▼

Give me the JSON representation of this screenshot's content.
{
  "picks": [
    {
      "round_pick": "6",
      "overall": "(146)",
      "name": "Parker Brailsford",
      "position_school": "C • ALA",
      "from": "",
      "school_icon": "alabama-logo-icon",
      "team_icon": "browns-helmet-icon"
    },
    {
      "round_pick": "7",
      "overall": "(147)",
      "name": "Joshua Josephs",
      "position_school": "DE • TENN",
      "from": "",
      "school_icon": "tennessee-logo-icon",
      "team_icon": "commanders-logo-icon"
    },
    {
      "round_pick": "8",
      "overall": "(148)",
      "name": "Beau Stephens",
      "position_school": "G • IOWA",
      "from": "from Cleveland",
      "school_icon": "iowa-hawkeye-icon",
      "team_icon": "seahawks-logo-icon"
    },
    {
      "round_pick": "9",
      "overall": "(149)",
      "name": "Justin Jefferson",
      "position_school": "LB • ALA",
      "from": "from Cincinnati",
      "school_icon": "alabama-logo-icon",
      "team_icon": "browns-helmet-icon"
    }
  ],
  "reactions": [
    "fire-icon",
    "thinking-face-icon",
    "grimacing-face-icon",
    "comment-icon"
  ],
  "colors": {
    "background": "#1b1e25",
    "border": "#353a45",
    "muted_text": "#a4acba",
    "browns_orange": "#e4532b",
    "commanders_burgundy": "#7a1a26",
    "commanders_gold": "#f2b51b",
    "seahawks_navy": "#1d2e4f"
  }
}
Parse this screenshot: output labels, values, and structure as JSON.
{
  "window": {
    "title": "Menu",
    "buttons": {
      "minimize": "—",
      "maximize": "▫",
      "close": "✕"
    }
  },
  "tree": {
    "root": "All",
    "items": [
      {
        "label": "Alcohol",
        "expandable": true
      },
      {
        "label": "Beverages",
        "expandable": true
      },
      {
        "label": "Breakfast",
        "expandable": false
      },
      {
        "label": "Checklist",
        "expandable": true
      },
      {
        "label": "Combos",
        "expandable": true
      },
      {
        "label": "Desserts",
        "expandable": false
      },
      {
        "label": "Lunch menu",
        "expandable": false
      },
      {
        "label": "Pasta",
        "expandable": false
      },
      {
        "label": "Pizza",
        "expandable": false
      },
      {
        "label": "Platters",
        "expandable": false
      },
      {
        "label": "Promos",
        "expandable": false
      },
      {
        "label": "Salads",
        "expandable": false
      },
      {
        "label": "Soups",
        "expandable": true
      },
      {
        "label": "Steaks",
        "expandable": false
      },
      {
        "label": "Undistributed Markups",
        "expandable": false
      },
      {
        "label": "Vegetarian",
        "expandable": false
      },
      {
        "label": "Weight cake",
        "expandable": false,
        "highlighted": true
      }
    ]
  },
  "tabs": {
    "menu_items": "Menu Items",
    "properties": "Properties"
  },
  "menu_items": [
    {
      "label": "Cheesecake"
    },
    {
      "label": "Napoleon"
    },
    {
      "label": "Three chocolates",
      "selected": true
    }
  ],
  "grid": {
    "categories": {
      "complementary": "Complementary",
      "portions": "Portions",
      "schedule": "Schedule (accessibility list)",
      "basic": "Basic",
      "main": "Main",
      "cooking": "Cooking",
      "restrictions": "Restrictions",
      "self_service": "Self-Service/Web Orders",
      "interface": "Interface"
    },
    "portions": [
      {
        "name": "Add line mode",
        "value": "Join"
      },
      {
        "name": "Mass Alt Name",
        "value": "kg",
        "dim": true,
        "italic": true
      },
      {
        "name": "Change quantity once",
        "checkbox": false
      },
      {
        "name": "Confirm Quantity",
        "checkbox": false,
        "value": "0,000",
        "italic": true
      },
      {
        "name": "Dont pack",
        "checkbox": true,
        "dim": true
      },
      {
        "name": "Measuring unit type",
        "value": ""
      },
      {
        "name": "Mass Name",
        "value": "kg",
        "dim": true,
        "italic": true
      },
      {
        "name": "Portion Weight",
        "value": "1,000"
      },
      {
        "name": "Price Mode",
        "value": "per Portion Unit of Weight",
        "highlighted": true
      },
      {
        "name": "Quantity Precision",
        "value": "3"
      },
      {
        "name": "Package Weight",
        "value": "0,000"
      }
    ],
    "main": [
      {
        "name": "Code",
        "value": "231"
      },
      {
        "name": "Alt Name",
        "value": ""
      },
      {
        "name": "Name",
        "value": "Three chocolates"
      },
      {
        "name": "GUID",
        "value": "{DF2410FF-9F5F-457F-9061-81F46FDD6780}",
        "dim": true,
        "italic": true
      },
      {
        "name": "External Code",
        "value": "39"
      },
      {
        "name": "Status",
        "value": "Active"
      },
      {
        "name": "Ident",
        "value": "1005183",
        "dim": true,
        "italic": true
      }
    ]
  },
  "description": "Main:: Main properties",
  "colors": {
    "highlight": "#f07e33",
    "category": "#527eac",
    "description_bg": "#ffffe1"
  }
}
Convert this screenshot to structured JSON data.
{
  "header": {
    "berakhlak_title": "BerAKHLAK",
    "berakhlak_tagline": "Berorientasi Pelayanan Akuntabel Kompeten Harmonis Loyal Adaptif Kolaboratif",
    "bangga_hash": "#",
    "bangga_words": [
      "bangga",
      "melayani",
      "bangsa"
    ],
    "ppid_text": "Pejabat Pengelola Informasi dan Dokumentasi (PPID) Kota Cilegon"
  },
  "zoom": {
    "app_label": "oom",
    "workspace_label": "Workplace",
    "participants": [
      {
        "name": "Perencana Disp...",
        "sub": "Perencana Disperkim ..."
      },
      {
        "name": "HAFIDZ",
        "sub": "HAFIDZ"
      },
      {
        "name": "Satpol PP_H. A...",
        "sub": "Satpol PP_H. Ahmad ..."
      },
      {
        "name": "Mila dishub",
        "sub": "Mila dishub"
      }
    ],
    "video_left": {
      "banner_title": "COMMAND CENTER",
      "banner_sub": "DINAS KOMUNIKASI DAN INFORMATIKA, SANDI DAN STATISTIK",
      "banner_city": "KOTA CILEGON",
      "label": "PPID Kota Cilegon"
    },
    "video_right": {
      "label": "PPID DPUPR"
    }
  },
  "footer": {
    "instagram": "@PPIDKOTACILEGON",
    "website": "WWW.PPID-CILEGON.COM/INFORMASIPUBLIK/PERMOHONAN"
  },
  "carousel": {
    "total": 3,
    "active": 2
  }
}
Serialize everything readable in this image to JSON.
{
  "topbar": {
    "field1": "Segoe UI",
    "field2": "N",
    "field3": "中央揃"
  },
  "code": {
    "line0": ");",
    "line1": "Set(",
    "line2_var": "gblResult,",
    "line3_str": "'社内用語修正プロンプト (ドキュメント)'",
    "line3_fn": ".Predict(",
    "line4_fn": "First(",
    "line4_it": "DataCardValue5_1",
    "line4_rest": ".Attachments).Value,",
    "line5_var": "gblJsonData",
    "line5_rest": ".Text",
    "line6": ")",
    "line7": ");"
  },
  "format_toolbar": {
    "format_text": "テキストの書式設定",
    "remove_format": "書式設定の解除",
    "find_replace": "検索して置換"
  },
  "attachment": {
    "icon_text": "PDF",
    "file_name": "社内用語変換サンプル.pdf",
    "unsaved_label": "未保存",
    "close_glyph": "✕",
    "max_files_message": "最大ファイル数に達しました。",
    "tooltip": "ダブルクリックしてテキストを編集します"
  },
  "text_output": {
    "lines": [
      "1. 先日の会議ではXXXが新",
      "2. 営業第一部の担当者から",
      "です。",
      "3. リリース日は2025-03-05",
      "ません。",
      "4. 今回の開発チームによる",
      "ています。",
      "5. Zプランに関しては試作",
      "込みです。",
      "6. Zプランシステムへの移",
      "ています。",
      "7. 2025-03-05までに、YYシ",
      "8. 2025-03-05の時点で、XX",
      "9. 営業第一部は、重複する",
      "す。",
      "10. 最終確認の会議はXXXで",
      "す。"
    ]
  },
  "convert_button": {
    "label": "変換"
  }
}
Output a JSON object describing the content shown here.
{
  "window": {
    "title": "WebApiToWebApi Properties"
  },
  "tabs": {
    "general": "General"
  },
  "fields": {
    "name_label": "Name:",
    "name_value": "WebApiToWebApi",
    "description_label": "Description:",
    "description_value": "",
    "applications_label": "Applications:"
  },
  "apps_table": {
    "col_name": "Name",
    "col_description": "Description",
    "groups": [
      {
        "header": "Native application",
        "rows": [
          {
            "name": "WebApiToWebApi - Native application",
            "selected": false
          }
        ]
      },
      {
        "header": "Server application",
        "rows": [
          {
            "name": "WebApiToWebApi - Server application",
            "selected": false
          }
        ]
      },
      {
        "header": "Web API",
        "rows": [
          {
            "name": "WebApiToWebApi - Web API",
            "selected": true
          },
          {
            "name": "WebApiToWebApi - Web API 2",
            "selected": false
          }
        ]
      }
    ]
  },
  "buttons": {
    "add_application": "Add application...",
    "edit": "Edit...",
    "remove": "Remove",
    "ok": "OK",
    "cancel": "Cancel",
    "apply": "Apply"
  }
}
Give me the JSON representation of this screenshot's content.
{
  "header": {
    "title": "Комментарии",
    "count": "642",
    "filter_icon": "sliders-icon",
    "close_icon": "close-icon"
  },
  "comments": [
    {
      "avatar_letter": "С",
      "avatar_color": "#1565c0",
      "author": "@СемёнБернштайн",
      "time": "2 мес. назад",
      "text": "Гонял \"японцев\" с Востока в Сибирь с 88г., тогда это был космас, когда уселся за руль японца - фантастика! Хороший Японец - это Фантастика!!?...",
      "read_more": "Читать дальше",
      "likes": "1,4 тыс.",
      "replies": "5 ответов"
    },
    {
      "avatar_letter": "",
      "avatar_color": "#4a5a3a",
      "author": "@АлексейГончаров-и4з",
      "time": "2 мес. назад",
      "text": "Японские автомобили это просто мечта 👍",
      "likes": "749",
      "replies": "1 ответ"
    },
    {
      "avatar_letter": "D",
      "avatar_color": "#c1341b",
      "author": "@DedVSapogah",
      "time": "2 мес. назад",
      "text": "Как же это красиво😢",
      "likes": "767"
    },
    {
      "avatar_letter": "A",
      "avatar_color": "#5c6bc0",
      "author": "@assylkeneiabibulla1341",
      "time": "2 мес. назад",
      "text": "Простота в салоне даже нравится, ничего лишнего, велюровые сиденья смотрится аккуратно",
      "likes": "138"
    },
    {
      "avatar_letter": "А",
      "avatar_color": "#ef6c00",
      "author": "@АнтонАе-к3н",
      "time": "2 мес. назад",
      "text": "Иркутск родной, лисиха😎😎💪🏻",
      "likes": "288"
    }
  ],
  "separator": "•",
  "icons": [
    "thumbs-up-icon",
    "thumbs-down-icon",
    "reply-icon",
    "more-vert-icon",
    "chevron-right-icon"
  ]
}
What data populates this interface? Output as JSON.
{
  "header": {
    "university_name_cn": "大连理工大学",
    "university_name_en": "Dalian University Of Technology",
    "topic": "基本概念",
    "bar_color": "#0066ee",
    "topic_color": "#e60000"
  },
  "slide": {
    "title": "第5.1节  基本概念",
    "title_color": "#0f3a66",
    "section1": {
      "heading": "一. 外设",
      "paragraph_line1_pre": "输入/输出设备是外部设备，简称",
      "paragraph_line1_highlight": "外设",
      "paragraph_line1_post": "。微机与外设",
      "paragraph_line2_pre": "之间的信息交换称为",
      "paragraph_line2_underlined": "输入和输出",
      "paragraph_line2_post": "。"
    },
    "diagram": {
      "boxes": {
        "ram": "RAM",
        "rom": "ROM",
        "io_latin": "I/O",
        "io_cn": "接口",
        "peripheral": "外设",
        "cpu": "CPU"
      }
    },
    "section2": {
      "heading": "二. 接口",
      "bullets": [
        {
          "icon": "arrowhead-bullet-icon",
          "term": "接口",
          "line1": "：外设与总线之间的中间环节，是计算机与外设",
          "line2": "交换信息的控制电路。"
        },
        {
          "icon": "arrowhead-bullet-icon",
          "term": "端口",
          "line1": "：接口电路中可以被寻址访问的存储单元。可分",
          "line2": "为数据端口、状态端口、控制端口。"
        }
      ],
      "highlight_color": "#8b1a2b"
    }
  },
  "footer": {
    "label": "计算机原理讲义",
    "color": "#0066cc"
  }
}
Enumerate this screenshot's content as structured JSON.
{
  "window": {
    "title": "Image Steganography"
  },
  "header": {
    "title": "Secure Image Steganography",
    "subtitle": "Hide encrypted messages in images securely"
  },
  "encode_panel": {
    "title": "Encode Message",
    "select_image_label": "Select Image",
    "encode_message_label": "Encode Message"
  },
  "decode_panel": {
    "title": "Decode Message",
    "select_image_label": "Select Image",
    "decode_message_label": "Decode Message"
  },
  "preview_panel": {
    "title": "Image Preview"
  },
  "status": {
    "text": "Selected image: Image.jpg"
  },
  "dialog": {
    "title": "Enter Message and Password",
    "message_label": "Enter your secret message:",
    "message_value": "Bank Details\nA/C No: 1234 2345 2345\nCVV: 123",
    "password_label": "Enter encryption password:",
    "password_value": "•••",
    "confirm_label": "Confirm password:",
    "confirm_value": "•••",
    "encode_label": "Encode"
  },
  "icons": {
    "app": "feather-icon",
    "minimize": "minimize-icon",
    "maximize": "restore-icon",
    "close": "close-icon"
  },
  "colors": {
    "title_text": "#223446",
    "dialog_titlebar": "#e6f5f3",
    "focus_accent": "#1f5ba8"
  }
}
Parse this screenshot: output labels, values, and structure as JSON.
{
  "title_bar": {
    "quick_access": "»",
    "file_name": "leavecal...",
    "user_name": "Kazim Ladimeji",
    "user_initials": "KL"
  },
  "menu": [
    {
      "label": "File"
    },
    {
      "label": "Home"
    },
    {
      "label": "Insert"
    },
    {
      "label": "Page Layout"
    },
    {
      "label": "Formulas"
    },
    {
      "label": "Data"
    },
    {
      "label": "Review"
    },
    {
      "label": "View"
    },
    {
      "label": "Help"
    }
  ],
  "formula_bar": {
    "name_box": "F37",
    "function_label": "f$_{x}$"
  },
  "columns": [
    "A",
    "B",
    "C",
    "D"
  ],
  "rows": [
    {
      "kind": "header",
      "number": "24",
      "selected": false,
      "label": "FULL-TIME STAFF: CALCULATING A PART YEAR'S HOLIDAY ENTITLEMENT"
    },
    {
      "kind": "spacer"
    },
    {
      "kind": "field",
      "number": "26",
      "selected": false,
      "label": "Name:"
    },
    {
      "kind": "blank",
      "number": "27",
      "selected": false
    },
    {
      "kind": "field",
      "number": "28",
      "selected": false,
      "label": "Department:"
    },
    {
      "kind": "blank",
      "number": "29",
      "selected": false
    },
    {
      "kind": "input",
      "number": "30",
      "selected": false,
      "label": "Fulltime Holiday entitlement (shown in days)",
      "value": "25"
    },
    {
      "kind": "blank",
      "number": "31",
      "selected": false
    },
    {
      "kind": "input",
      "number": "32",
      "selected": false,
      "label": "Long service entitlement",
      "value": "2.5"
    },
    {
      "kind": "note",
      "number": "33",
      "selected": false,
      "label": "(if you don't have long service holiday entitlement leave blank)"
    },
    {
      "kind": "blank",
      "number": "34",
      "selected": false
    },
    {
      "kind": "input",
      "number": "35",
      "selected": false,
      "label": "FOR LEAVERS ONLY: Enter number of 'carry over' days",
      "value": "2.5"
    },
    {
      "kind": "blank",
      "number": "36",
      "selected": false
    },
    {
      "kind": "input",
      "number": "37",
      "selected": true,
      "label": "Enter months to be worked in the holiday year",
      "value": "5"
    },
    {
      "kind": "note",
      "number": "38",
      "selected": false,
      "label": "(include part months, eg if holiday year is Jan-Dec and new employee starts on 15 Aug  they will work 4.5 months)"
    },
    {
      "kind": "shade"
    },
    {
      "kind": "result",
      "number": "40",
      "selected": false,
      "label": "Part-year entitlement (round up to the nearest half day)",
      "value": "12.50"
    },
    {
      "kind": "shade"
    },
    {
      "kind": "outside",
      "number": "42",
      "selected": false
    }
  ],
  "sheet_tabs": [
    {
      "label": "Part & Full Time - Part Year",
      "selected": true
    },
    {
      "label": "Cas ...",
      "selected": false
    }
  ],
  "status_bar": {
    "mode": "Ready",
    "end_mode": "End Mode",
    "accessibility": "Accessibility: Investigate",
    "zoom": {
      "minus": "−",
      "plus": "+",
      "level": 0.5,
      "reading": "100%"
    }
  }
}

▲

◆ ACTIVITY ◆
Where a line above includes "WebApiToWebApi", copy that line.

◆ TASK RESULT ◆
    "title": "WebApiToWebApi Properties"
    "name_value": "WebApiToWebApi",
            "name": "WebApiToWebApi - Native application",
            "name": "WebApiToWebApi - Server application",
            "name": "WebApiToWebApi - Web API",
            "name": "WebApiToWebApi - Web API 2",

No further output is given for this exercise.